[[{"type":"media","view_mode":"media_large","fid":"231","attributes":{"alt":"Parallel operation - unequal flow","class":"media-image","id":"1","style":"float: left;","typeof":"foaf:Image"}}]]As with identical pumps, each will contribute to the parallel flow based on individual flows at a particular head point. Just like any parallel pumping system, the system curve must be factored into the equation.

Often the "as built" system can cause the pumps to operate well to the left of BEP, and prolonged operation in this area can adversely affect pump life. For example, if the system conditions will allow the pumps in Figure 2 to operate at 163-ft of head, both will operate near BEP. If the system curve forces them to operate at 171-ft, both will run much less favorable portions of their individual curves. In Pump FAQs (Pumps & Systems, November 2007), the Hydraulic Institute states, "For reliable pump operation and maximum energy savings, both pumps must be operated at or near their BEP."

Figure 3 (below) shows the result when pumps with unequal head and flow are operated in parallel. The red (parallel) curve shows that the lower head pump will not begin contributing to parallel flow until the flow of the higher head pump exceeds 100-gpm. As flow increases and head decreases, both pumps will contribute to parallel flow in the same manner as in the previous example.

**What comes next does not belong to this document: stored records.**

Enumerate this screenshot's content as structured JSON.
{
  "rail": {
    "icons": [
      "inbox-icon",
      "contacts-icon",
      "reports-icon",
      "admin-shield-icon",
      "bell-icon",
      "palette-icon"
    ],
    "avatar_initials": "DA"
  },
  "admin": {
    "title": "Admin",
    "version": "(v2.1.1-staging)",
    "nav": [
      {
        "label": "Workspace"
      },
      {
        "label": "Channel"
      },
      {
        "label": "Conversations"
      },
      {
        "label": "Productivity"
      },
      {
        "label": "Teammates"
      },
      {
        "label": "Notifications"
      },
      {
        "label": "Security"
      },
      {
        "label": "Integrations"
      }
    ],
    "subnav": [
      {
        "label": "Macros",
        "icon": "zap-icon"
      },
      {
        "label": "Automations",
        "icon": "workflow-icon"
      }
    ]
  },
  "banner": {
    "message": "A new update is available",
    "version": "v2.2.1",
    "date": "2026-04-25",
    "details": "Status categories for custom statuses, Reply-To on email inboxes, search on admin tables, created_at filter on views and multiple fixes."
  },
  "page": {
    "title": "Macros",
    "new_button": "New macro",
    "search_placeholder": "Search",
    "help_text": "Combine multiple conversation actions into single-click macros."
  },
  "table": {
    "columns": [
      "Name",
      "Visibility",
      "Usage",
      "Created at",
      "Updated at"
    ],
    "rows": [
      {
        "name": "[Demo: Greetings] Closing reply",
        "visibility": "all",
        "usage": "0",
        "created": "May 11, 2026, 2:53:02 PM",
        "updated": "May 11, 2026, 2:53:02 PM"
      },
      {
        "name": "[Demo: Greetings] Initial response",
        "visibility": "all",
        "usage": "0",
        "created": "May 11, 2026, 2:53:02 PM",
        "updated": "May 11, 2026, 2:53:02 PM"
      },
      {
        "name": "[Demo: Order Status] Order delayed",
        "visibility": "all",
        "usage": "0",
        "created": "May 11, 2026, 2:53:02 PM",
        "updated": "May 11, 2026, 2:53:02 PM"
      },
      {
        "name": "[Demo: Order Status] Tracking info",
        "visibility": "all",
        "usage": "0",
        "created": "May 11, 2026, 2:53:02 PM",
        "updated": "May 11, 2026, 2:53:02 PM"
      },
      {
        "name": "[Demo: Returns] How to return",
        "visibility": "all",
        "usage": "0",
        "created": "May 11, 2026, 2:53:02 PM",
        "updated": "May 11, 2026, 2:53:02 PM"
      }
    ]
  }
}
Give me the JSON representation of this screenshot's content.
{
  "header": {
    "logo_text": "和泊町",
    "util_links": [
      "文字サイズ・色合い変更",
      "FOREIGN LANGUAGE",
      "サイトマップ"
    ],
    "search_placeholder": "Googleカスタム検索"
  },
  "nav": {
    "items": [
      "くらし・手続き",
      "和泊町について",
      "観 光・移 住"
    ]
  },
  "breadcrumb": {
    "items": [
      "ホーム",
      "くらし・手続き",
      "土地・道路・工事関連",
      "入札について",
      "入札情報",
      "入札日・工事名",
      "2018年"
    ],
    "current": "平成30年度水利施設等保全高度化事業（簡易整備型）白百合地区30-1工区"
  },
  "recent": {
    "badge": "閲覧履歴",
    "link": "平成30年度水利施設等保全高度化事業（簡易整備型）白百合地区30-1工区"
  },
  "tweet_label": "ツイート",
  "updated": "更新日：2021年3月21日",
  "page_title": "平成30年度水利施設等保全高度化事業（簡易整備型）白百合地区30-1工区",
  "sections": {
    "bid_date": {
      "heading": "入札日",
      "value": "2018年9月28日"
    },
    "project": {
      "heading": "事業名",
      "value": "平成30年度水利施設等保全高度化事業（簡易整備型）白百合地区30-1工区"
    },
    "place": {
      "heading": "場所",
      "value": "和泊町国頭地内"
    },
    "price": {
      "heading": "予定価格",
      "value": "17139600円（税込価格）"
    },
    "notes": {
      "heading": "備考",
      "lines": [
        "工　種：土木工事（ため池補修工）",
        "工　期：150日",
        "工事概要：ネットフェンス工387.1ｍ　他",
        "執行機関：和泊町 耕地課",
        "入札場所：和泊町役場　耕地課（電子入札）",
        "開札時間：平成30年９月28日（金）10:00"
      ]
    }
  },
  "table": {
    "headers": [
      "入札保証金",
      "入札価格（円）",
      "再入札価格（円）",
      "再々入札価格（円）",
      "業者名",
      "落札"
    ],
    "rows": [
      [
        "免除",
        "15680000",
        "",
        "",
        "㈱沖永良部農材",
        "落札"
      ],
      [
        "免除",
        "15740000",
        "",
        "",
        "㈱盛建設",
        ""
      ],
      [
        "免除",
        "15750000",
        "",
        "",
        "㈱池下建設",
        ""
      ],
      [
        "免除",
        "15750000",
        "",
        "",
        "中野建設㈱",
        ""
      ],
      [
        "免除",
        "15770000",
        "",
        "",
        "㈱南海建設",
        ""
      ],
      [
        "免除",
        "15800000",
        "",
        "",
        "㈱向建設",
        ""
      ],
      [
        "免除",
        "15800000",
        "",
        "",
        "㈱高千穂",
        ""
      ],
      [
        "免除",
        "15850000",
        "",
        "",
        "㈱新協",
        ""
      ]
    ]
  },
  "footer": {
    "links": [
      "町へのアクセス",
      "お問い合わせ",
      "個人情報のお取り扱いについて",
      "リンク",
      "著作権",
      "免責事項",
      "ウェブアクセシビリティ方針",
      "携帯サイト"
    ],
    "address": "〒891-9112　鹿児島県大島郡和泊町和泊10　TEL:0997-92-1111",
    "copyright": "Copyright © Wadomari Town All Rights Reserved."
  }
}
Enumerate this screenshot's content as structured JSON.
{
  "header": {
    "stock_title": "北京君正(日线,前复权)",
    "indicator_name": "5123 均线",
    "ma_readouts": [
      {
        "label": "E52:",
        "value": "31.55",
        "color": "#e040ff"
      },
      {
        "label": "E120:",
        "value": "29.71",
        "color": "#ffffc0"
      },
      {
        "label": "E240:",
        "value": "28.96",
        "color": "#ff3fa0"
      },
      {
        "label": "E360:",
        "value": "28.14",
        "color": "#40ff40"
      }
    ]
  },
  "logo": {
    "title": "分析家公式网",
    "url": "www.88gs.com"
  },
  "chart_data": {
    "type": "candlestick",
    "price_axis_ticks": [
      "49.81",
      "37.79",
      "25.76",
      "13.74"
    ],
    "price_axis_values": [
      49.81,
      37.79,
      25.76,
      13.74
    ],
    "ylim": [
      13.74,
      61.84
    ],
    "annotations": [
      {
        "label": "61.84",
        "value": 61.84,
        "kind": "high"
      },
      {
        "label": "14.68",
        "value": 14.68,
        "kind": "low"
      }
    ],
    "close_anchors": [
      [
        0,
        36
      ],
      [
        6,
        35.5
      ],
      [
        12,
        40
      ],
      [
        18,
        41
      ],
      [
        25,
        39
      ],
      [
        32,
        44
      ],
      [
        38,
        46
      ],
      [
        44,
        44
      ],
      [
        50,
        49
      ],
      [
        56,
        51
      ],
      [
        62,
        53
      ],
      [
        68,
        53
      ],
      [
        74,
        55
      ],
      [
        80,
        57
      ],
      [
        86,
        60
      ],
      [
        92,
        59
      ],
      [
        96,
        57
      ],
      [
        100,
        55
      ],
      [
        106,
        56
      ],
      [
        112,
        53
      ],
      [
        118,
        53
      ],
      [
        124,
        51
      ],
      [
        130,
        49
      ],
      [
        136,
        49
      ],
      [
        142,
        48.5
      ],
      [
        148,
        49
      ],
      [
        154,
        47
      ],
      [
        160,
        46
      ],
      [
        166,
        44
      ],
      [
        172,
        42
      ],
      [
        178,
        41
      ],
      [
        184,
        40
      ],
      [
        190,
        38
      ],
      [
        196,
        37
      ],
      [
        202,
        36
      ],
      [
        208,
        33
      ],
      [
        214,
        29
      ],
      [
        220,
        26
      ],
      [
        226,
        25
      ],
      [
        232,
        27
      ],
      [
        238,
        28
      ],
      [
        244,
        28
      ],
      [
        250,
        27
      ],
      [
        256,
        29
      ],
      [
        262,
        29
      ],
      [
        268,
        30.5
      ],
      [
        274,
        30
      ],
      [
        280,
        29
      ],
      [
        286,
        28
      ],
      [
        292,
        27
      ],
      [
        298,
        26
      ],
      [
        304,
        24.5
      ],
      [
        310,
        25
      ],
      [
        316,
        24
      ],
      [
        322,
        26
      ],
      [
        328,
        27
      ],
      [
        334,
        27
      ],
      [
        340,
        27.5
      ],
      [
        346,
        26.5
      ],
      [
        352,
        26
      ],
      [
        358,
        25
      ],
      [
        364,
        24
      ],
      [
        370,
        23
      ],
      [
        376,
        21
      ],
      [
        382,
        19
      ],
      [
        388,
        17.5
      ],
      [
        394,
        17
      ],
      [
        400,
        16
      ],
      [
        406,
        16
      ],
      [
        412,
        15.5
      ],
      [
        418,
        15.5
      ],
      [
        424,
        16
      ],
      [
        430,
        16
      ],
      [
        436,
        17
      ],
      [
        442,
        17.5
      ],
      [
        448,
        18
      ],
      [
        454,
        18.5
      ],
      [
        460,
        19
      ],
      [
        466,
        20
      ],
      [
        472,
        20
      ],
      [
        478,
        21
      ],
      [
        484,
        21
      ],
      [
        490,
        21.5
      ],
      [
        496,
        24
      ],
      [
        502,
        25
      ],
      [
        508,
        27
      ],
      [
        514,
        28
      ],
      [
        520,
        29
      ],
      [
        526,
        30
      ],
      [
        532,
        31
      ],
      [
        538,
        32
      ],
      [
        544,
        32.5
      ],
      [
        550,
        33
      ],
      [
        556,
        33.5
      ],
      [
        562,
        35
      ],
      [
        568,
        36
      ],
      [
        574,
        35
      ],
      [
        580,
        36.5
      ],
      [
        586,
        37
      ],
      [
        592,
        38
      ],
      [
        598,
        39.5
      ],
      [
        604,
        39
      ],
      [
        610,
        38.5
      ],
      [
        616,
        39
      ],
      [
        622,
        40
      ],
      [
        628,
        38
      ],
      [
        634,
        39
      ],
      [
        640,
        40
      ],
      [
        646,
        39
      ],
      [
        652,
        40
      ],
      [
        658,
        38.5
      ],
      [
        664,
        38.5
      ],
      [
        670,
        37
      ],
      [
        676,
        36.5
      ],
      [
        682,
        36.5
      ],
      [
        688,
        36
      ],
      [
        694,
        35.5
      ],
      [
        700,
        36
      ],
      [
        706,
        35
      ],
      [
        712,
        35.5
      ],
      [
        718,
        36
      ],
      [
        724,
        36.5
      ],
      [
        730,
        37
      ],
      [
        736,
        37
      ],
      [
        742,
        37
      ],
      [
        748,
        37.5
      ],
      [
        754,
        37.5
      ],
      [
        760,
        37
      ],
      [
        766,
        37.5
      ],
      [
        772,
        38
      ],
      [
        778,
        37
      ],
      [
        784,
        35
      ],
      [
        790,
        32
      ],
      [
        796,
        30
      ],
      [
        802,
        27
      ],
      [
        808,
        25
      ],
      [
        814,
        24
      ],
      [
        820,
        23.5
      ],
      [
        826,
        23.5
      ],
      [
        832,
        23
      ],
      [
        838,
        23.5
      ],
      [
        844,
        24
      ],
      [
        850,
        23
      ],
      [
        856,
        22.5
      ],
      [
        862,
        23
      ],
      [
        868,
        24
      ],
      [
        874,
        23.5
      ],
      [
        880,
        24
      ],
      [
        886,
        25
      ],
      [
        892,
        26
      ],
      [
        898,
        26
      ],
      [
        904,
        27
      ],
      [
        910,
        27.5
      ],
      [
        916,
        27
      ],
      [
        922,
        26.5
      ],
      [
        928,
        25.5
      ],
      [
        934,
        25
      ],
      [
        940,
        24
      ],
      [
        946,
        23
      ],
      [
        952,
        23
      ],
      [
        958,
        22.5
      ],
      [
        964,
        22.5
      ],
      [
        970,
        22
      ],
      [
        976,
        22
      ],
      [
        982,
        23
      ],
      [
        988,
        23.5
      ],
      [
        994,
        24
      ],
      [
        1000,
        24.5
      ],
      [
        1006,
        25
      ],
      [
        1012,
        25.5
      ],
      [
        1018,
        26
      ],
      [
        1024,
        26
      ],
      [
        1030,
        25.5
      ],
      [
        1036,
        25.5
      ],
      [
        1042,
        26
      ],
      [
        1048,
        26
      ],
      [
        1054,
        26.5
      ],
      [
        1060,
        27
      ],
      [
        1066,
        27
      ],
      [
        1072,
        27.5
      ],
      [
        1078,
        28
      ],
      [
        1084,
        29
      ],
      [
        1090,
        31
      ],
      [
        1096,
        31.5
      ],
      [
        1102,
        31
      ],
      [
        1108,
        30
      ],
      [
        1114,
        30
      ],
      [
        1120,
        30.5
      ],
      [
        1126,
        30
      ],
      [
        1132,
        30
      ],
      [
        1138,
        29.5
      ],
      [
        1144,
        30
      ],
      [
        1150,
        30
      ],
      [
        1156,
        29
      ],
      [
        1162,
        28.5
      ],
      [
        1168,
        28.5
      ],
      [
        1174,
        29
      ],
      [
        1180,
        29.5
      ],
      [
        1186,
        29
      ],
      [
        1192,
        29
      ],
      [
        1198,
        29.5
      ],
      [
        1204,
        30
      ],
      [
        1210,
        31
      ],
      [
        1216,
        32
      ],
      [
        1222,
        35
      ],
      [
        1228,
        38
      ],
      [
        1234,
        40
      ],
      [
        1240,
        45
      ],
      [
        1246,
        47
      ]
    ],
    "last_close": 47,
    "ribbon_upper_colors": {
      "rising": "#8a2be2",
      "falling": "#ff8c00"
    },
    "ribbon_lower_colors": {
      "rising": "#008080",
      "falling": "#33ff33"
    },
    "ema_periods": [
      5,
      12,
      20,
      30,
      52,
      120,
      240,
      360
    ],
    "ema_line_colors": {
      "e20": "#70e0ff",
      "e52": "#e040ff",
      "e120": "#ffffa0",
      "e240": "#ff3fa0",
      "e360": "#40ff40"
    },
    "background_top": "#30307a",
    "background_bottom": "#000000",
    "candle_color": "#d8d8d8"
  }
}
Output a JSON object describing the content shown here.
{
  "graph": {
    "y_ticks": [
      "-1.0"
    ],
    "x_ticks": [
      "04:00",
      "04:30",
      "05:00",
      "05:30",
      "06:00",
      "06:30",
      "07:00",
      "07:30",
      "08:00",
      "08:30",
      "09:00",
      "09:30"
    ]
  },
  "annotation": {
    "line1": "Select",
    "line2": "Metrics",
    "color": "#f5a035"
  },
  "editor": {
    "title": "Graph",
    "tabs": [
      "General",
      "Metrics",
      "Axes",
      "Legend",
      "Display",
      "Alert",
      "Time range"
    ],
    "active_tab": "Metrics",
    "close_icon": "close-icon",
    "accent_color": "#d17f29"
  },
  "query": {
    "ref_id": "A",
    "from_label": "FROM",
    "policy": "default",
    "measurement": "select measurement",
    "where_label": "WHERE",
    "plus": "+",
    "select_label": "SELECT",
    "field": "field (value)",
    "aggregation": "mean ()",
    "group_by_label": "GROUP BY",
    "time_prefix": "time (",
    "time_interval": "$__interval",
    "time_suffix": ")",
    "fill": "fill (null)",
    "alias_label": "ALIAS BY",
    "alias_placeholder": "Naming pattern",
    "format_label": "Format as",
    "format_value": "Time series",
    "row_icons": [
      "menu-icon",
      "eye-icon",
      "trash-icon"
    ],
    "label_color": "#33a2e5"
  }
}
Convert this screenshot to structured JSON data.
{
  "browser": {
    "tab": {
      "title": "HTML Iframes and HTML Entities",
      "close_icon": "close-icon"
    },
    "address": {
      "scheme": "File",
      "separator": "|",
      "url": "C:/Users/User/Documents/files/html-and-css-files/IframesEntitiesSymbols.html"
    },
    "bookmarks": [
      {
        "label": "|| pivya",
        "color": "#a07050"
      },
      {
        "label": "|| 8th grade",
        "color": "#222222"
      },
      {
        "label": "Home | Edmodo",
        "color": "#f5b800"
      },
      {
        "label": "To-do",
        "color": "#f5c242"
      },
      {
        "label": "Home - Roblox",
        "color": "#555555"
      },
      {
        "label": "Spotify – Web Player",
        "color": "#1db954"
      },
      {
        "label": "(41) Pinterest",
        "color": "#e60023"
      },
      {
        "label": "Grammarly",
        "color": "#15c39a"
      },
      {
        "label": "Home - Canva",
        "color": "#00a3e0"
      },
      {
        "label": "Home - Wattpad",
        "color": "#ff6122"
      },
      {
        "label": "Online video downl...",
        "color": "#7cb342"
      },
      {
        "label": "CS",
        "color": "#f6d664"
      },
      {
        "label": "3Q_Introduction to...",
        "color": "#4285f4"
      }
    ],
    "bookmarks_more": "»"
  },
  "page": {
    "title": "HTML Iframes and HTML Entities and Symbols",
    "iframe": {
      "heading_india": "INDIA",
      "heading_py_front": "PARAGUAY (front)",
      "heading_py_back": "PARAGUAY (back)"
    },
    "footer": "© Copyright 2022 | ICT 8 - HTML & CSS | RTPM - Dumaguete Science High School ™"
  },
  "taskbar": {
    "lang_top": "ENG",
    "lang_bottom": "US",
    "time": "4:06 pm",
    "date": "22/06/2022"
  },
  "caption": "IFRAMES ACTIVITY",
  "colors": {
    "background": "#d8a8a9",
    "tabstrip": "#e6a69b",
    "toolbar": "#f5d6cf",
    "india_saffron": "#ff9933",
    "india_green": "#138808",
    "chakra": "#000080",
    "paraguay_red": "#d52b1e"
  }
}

HI and other agencies discourage using pumps with unequal shut off heads in a parallel application. I agree that this is a good general rule, but in applications where elevation is the primary system component, they can operate successfully. The pumps must be started in proper sequence, and the system conditions must allow both pumps to operate at or near BEP.